Look for "minimize" in the records and copy every line that has it.

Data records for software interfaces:
********

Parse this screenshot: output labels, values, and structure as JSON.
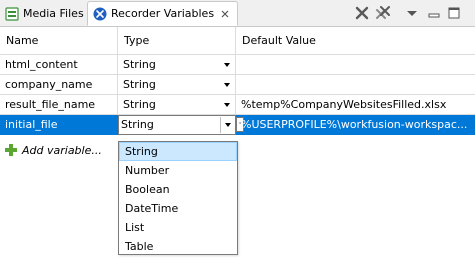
{
  "tabs": [
    {
      "label": "Media Files",
      "icon": "media-files-icon",
      "active": false
    },
    {
      "label": "Recorder Variables",
      "icon": "recorder-icon",
      "active": true
    }
  ],
  "toolbar": {
    "remove_icon": "remove-x-icon",
    "remove_all_icon": "remove-all-icon",
    "menu_icon": "view-menu-icon",
    "minimize_icon": "minimize-icon",
    "maximize_icon": "maximize-icon"
  },
  "table": {
    "columns": [
      "Name",
      "Type",
      "Default Value"
    ],
    "rows": [
      {
        "name": "html_content",
        "type": "String",
        "default": ""
      },
      {
        "name": "company_name",
        "type": "String",
        "default": ""
      },
      {
        "name": "result_file_name",
        "type": "String",
        "default": "%temp%CompanyWebsitesFilled.xlsx"
      },
      {
        "name": "initial_file",
        "type": "String",
        "default": "%USERPROFILE%\\workfusion-workspac..."
      }
    ],
    "add_label": "Add variable..."
  },
  "type_dropdown": {
    "selected": "String",
    "options": [
      "String",
      "Number",
      "Boolean",
      "DateTime",
      "List",
      "Table"
    ]
  },
  "colors": {
    "selection": "#0078d7",
    "dropdown_highlight": "#cce8ff"
  }
}
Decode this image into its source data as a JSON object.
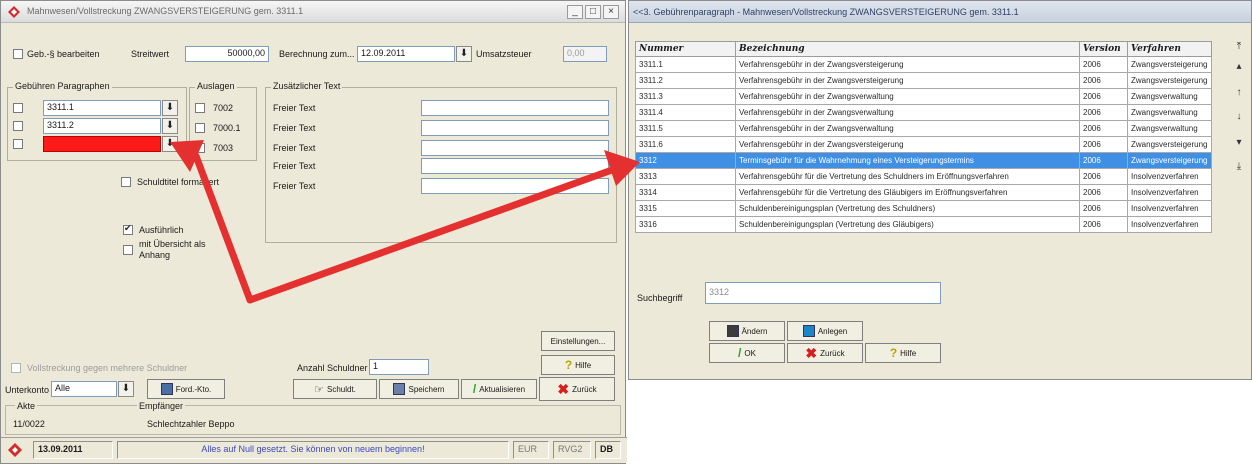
{
  "left_window": {
    "title": "Mahnwesen/Vollstreckung ZWANGSVERSTEIGERUNG gem. 3311.1",
    "controls": {
      "minimize": "_",
      "maximize": "□",
      "close": "×"
    },
    "geb_bearbeiten_label": "Geb.-§ bearbeiten",
    "streitwert_label": "Streitwert",
    "streitwert_value": "50000,00",
    "berechnung_label": "Berechnung zum...",
    "berechnung_value": "12.09.2011",
    "umsatzsteuer_label": "Umsatzsteuer",
    "umsatzsteuer_value": "0,00",
    "gebuehren_title": "Gebühren Paragraphen",
    "gebuehren_rows": [
      "3311.1",
      "3311.2",
      ""
    ],
    "auslagen_title": "Auslagen",
    "auslagen_items": [
      "7002",
      "7000.1",
      "7003"
    ],
    "zusatz_title": "Zusätzlicher Text",
    "freier_text_labels": [
      "Freier Text",
      "Freier Text",
      "Freier Text",
      "Freier Text",
      "Freier Text"
    ],
    "schuldtitel_label": "Schuldtitel formatiert",
    "ausfuehrlich_label": "Ausführlich",
    "uebersicht_label": "mit Übersicht als Anhang",
    "vollstreckung_label": "Vollstreckung gegen mehrere Schuldner",
    "anzahl_schuldner_label": "Anzahl Schuldner",
    "anzahl_schuldner_value": "1",
    "einstellungen_label": "Einstellungen...",
    "hilfe_label": "Hilfe",
    "unterkonto_label": "Unterkonto",
    "unterkonto_value": "Alle",
    "ford_kto_label": "Ford.-Kto.",
    "schuldt_label": "Schuldt.",
    "speichern_label": "Speichern",
    "aktualisieren_label": "Aktualisieren",
    "zurueck_label": "Zurück",
    "akte_label": "Akte",
    "akte_value": "11/0022",
    "empfaenger_label": "Empfänger",
    "empfaenger_value": "Schlechtzahler Beppo",
    "status": {
      "date": "13.09.2011",
      "message": "Alles auf Null gesetzt. Sie können von neuem beginnen!",
      "currency": "EUR",
      "rvg": "RVG2",
      "db": "DB"
    }
  },
  "right_window": {
    "title": "<<3. Gebührenparagraph - Mahnwesen/Vollstreckung ZWANGSVERSTEIGERUNG gem. 3311.1",
    "columns": [
      "Nummer",
      "Bezeichnung",
      "Version",
      "Verfahren"
    ],
    "rows": [
      [
        "3311.1",
        "Verfahrensgebühr in der Zwangsversteigerung",
        "2006",
        "Zwangsversteigerung"
      ],
      [
        "3311.2",
        "Verfahrensgebühr in der Zwangsversteigerung",
        "2006",
        "Zwangsversteigerung"
      ],
      [
        "3311.3",
        "Verfahrensgebühr in der Zwangsverwaltung",
        "2006",
        "Zwangsverwaltung"
      ],
      [
        "3311.4",
        "Verfahrensgebühr in der Zwangsverwaltung",
        "2006",
        "Zwangsverwaltung"
      ],
      [
        "3311.5",
        "Verfahrensgebühr in der Zwangsverwaltung",
        "2006",
        "Zwangsverwaltung"
      ],
      [
        "3311.6",
        "Verfahrensgebühr in der Zwangsversteigerung",
        "2006",
        "Zwangsversteigerung"
      ],
      [
        "3312",
        "Terminsgebühr für die Wahrnehmung eines Versteigerungstermins",
        "2006",
        "Zwangsversteigerung"
      ],
      [
        "3313",
        "Verfahrensgebühr für die Vertretung des Schuldners im Eröffnungsverfahren",
        "2006",
        "Insolvenzverfahren"
      ],
      [
        "3314",
        "Verfahrensgebühr für die Vertretung des Gläubigers im Eröffnungsverfahren",
        "2006",
        "Insolvenzverfahren"
      ],
      [
        "3315",
        "Schuldenbereinigungsplan (Vertretung des Schuldners)",
        "2006",
        "Insolvenzverfahren"
      ],
      [
        "3316",
        "Schuldenbereinigungsplan (Vertretung des Gläubigers)",
        "2006",
        "Insolvenzverfahren"
      ]
    ],
    "selected_row_index": 6,
    "suchbegriff_label": "Suchbegriff",
    "suchbegriff_value": "3312",
    "aendern_label": "Ändern",
    "anlegen_label": "Anlegen",
    "ok_label": "OK",
    "zurueck_label": "Zurück",
    "hilfe_label": "Hilfe"
  },
  "annotation": {
    "color": "#e53030"
  },
  "colors": {
    "selection": "#3f8fe4",
    "highlight_field": "#ff1a1a",
    "window_bg": "#ece9d8"
  }
}
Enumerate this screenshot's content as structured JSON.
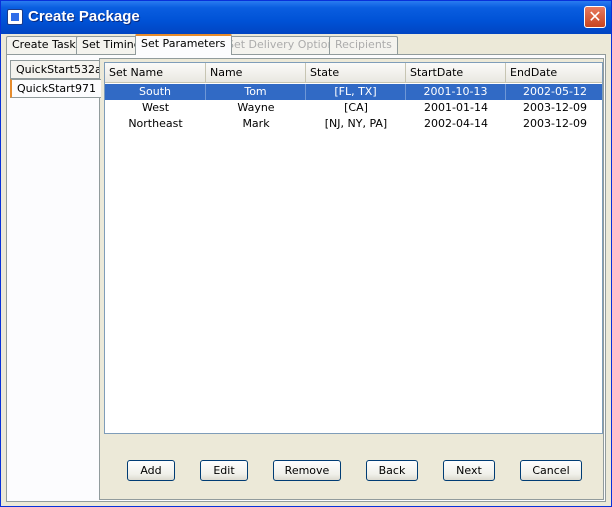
{
  "window": {
    "title": "Create Package"
  },
  "tabs": [
    {
      "label": "Create Task",
      "state": "normal"
    },
    {
      "label": "Set Timing",
      "state": "normal"
    },
    {
      "label": "Set Parameters",
      "state": "active"
    },
    {
      "label": "Set Delivery Options",
      "state": "disabled"
    },
    {
      "label": "Recipients",
      "state": "disabled"
    }
  ],
  "side_tabs": [
    {
      "label": "QuickStart532a",
      "state": "normal"
    },
    {
      "label": "QuickStart971",
      "state": "active"
    }
  ],
  "table": {
    "columns": [
      "Set Name",
      "Name",
      "State",
      "StartDate",
      "EndDate"
    ],
    "rows": [
      {
        "set_name": "South",
        "name": "Tom",
        "state": "[FL, TX]",
        "start": "2001-10-13",
        "end": "2002-05-12",
        "selected": true
      },
      {
        "set_name": "West",
        "name": "Wayne",
        "state": "[CA]",
        "start": "2001-01-14",
        "end": "2003-12-09",
        "selected": false
      },
      {
        "set_name": "Northeast",
        "name": "Mark",
        "state": "[NJ, NY, PA]",
        "start": "2002-04-14",
        "end": "2003-12-09",
        "selected": false
      }
    ]
  },
  "buttons": {
    "add": "Add",
    "edit": "Edit",
    "remove": "Remove",
    "back": "Back",
    "next": "Next",
    "cancel": "Cancel"
  },
  "colors": {
    "title_bar": "#0052d6",
    "selection": "#316ac5",
    "active_tab_accent": "#e68b2c"
  },
  "icons": {
    "title": "application-window-icon",
    "close": "close-icon"
  }
}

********

Exercise output:
    "minimize_icon": "minimize-icon",
      "minimize": "_",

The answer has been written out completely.